Segment Open

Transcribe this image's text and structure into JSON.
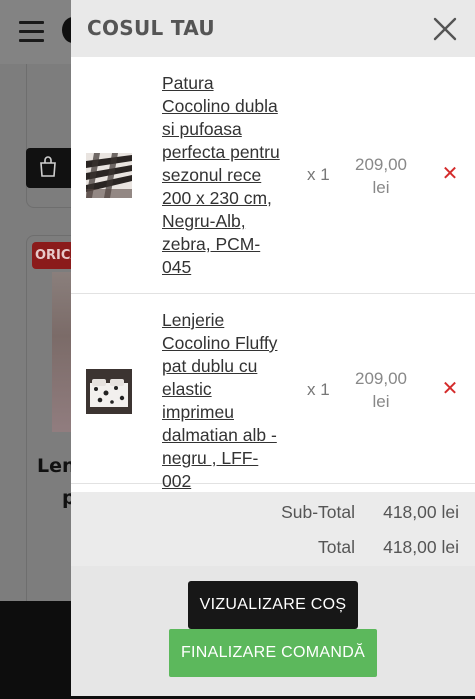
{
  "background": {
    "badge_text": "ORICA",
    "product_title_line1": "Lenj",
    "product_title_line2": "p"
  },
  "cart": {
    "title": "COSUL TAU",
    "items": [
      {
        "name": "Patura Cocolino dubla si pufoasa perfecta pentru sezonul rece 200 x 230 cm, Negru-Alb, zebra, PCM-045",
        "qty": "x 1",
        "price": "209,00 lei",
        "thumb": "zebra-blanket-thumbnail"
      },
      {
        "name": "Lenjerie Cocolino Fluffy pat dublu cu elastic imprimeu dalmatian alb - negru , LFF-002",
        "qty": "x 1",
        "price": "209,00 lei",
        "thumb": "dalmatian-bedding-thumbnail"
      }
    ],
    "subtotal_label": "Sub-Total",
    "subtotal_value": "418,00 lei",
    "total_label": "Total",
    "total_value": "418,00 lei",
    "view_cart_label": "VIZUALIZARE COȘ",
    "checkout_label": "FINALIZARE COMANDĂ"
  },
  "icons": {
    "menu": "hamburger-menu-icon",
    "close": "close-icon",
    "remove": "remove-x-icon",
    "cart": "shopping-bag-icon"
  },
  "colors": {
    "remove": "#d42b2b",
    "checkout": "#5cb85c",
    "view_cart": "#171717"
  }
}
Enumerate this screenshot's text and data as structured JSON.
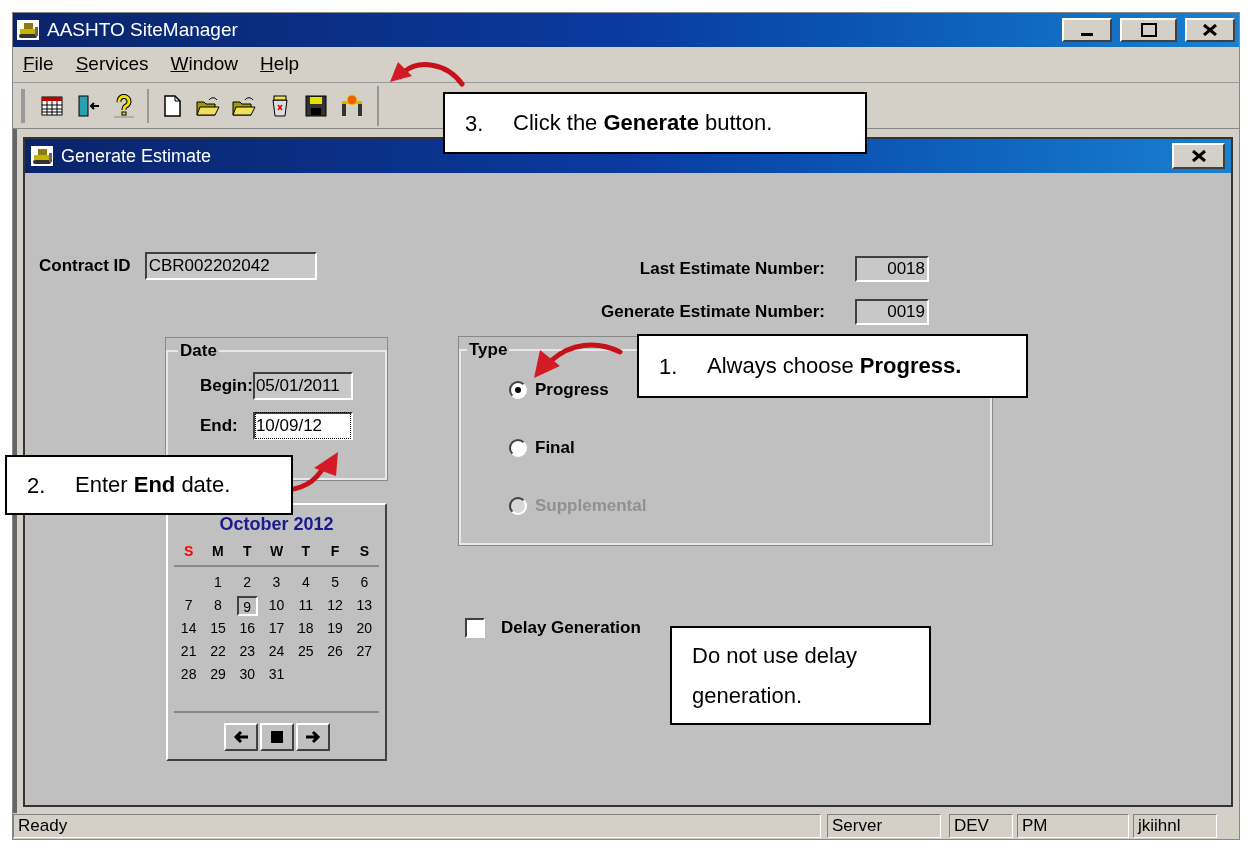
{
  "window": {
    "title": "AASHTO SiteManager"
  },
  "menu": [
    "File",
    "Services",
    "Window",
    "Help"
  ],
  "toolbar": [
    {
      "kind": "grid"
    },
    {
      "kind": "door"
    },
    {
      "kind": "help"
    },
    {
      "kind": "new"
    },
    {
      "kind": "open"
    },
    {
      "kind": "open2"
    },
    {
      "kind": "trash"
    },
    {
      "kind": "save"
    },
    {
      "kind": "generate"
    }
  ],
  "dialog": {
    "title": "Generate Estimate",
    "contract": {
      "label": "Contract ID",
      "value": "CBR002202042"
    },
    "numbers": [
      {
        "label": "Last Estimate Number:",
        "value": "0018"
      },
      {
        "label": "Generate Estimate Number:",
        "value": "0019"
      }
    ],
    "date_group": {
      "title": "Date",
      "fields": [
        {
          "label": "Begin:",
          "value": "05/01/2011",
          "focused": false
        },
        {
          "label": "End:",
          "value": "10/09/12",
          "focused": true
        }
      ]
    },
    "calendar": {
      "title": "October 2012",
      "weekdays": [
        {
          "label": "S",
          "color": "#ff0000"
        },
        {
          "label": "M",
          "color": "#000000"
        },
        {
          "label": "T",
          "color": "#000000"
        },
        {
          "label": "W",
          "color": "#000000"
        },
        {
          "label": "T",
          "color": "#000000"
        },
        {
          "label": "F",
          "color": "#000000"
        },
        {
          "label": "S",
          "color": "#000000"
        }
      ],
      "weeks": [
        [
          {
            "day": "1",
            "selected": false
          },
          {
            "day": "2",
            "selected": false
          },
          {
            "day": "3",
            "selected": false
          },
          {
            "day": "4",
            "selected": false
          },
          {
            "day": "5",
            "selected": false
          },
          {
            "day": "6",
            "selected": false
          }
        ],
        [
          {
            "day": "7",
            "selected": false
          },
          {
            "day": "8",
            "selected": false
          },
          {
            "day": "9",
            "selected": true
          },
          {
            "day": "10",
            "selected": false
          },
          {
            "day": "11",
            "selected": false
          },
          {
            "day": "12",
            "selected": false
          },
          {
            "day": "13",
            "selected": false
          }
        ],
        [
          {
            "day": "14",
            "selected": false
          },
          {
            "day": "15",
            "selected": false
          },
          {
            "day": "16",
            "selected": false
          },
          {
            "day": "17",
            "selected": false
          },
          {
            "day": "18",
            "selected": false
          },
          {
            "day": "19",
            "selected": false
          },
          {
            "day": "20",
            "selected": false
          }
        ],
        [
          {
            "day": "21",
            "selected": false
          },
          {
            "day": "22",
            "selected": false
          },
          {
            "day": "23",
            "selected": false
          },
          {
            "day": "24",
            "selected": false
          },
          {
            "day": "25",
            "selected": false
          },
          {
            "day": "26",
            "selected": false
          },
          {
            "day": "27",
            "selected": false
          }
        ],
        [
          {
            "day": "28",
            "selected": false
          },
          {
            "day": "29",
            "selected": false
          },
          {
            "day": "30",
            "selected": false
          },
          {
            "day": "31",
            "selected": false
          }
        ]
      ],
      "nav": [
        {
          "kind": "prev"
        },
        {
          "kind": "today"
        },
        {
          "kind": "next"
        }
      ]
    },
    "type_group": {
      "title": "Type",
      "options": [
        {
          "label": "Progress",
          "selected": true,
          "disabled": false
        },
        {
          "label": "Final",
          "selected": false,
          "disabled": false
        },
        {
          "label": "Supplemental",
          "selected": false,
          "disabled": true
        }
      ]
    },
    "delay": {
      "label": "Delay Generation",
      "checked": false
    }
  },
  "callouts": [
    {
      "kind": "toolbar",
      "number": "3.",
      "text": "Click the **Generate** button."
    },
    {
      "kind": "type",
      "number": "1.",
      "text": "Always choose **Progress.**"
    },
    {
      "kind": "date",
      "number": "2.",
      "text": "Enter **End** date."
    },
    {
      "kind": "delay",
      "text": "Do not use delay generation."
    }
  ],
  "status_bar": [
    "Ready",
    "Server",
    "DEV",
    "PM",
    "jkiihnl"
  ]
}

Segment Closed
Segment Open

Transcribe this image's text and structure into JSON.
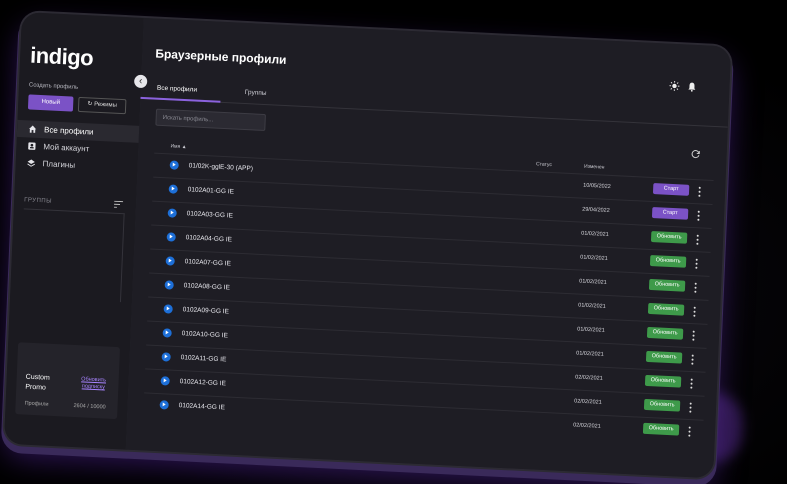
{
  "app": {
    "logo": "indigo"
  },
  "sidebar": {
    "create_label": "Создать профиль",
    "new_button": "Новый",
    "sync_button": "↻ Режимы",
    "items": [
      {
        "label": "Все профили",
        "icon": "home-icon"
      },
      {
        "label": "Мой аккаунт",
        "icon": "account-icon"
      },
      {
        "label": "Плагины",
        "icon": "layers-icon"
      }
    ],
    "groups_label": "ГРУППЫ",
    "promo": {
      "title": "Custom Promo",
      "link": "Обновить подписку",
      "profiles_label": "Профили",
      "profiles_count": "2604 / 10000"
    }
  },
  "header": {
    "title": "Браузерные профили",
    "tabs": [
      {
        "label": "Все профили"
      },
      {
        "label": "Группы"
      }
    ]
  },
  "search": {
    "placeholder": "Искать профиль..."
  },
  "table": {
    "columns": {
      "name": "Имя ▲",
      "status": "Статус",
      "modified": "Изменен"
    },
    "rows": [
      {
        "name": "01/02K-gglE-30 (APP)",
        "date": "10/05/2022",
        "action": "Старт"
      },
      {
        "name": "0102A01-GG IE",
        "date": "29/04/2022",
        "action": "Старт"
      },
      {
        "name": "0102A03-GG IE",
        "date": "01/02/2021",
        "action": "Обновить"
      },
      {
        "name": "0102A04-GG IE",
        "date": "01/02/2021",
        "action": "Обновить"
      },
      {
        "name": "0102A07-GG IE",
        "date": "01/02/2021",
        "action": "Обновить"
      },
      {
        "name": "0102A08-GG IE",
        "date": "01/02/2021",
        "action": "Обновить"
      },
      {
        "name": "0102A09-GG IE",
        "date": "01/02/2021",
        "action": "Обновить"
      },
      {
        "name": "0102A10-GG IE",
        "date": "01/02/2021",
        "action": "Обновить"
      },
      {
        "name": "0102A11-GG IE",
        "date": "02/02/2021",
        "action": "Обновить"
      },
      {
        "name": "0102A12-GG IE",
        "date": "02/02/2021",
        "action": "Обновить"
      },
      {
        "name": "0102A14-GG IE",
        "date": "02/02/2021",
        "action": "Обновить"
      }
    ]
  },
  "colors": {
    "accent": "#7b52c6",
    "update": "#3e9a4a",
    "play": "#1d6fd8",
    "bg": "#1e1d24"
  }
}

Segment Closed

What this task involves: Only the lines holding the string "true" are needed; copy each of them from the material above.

Answer:
          "focused": true
            "selected": true
          "selected": true,
          "disabled": true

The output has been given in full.